Fortunately for my family, much changed in the years separating my grandparents’ and Jurgis’ story; great strides were made which ultimately enabled my grandparents to remain loyal to each other and to actually attain the “American Dream” Jurgis so longed for. However, while the United States claims to celebrate diversity and acknowledges the impact immigrants have had in shaping the fate of our nation, numerous laws currently restrict immigration flow and limit the rights and opportunities available to immigrants upon their arrival. Regardless of their individual paths to America, the reality for immigrants living in capitalistic America ranges from the attainment of a better life, such as my grandparent’s experience, to ordeals of relentless hardship and ultimate failure, reflected in Jurgis’ experience. Though there is not a clear answer as to whether or not capitalism is ultimately a help or hindrance in the attainment of Aristotle’s idea of the “good life,” after evaluating my grandparents story and the propositions of both Aristotle and Ludwig von Mises, I believe that capitalism does in fact play a key role in man’s attempt to achieve the “good life.” The conditions that Upton Sinclair describes in The Jungle were extreme. Though they were a true testament to the horrifying conditions of the stockyards in the early 1900s, America has since made great strides as a country functioning under capitalism. At a minimum, Ludwig von Mises is correct in his assertion that “capitalism is not simply mass production, butt mass production to satisfy the needs of the masses.” In capitalistic America, a business that does not cater to the needs of the masses will inevitably fail. Because the consumer is made the focal point and priority of a capitalistic political community, capitalism does in fact assist man in his attainment of the “good life.” Capitalism endows man with the power to choose. It is this power of choice that ultimately provides man with the ability to freely exercise his faculties in accordance with reason, excellence, and virtue.
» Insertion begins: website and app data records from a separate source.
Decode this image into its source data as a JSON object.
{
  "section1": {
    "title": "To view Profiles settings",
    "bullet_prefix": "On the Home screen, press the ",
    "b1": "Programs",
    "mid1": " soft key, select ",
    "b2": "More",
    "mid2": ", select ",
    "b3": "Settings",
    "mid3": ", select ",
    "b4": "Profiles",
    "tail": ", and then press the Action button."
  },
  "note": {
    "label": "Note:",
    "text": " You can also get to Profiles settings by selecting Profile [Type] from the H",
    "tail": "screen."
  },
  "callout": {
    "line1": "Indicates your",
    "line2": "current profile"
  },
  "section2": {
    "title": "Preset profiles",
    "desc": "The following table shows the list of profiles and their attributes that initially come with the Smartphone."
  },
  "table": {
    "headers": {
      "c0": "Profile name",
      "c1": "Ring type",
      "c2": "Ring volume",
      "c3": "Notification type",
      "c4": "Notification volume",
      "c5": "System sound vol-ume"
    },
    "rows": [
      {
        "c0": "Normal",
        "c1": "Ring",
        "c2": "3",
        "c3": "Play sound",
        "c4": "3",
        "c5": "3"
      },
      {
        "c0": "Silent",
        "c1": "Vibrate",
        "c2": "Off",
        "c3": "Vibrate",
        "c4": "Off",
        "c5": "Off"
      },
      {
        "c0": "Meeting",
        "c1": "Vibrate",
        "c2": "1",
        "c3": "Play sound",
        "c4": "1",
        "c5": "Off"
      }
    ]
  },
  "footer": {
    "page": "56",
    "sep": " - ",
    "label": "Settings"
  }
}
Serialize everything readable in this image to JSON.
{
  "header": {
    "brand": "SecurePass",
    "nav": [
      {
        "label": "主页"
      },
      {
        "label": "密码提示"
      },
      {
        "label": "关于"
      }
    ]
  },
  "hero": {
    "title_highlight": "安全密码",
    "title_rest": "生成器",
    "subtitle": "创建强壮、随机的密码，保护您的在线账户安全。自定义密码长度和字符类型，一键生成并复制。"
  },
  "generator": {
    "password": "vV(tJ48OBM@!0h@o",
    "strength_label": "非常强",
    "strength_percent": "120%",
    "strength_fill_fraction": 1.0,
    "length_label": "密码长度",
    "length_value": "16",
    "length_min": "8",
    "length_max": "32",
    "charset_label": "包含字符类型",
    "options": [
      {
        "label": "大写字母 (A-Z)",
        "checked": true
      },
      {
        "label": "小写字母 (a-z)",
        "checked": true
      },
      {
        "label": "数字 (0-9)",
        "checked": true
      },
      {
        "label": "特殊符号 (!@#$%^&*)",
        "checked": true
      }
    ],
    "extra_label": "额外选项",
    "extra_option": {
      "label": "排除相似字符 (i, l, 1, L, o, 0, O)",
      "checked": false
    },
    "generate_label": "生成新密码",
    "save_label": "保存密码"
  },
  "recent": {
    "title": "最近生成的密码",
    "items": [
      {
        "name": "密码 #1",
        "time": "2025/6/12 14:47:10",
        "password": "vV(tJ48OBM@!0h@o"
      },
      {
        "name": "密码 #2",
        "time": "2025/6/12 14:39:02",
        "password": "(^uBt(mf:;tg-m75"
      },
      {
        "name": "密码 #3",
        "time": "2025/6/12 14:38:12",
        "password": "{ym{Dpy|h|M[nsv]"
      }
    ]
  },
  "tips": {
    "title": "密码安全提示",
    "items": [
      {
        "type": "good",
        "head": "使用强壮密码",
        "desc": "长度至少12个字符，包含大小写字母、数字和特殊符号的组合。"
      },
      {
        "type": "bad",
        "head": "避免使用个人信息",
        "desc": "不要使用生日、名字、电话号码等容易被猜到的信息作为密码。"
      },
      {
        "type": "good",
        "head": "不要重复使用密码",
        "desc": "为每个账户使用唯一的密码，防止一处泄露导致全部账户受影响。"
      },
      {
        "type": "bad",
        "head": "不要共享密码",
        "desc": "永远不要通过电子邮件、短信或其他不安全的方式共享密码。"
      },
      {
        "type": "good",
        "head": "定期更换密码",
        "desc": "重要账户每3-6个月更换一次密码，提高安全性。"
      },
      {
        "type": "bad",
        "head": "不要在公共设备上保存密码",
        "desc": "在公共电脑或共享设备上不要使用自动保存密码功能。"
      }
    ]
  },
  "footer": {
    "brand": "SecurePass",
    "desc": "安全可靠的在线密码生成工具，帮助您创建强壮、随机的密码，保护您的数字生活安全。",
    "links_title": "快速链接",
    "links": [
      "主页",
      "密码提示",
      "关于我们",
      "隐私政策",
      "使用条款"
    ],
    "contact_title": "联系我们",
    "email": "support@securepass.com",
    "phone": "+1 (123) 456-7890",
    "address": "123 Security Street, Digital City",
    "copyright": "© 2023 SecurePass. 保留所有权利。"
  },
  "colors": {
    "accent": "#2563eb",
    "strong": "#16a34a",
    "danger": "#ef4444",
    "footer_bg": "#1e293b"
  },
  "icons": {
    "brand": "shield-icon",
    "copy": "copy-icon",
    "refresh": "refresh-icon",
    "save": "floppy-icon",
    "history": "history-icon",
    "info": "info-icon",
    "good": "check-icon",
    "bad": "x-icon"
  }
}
Os Emigrantes. Digital image. Wikimedia Commons. N.p., n.d. Web. .
Sinclair, Upton. The Jungle: By Upton Sinclair. (Long Beach, California): Published by Upton Sinclair, 1928. Print.